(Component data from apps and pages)
========
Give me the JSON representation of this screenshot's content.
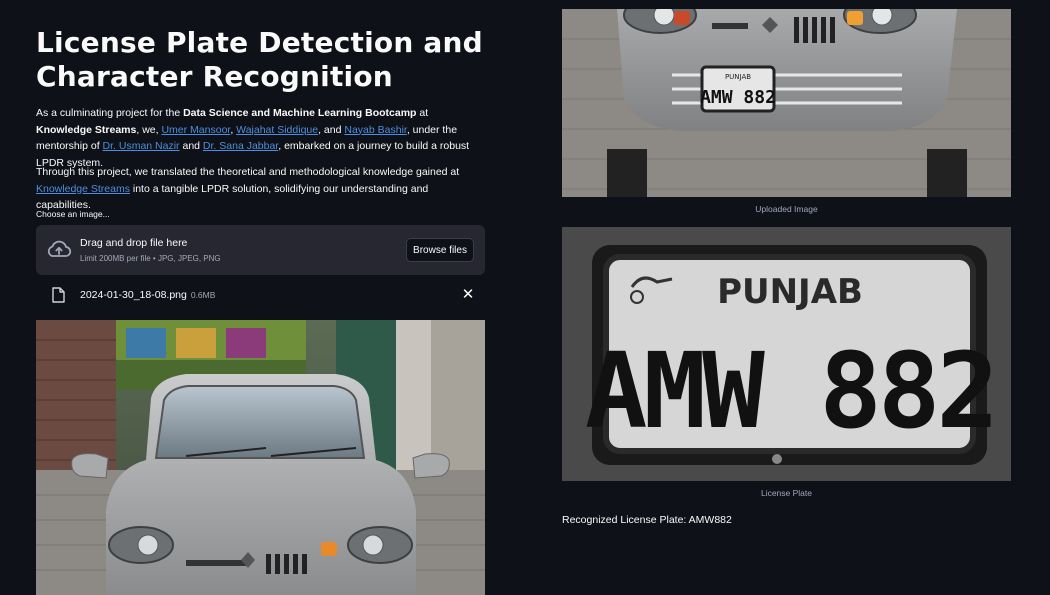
{
  "header": {
    "title": "License Plate Detection and Character Recognition"
  },
  "intro": {
    "t1": "As a culminating project for the ",
    "bootcamp": "Data Science and Machine Learning Bootcamp",
    "t2": " at ",
    "org": "Knowledge Streams",
    "t3": ", we, ",
    "author1": "Umer Mansoor",
    "t4": ", ",
    "author2": "Wajahat Siddique",
    "t5": ", and ",
    "author3": "Nayab Bashir",
    "t6": ", under the mentorship of ",
    "mentor1": "Dr. Usman Nazir",
    "t7": " and ",
    "mentor2": "Dr. Sana Jabbar",
    "t8": ", embarked on a journey to build a robust LPDR system."
  },
  "intro2": {
    "t1": "Through this project, we translated the theoretical and methodological knowledge gained at ",
    "link": "Knowledge Streams",
    "t2": " into a tangible LPDR solution, solidifying our understanding and capabilities."
  },
  "uploader": {
    "label": "Choose an image...",
    "drag_text": "Drag and drop file here",
    "limit_text": "Limit 200MB per file • JPG, JPEG, PNG",
    "browse_label": "Browse files",
    "file_name": "2024-01-30_18-08.png",
    "file_size": "0.6MB",
    "close_glyph": "✕"
  },
  "images": {
    "uploaded_caption": "Uploaded Image",
    "plate_caption": "License Plate",
    "plate_province": "PUNJAB",
    "plate_number": "AMW 882",
    "car_plate_province": "PUNJAB",
    "car_plate_number": "AMW 882",
    "car_plate_number_left": "AMW 882"
  },
  "result": {
    "text": "Recognized License Plate: AMW882"
  },
  "colors": {
    "background": "#0e1117",
    "link": "#4c8fe0",
    "dropzone": "#262730",
    "muted": "#a3a8b8"
  }
}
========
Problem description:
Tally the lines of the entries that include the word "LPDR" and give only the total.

Response for this exercise:
2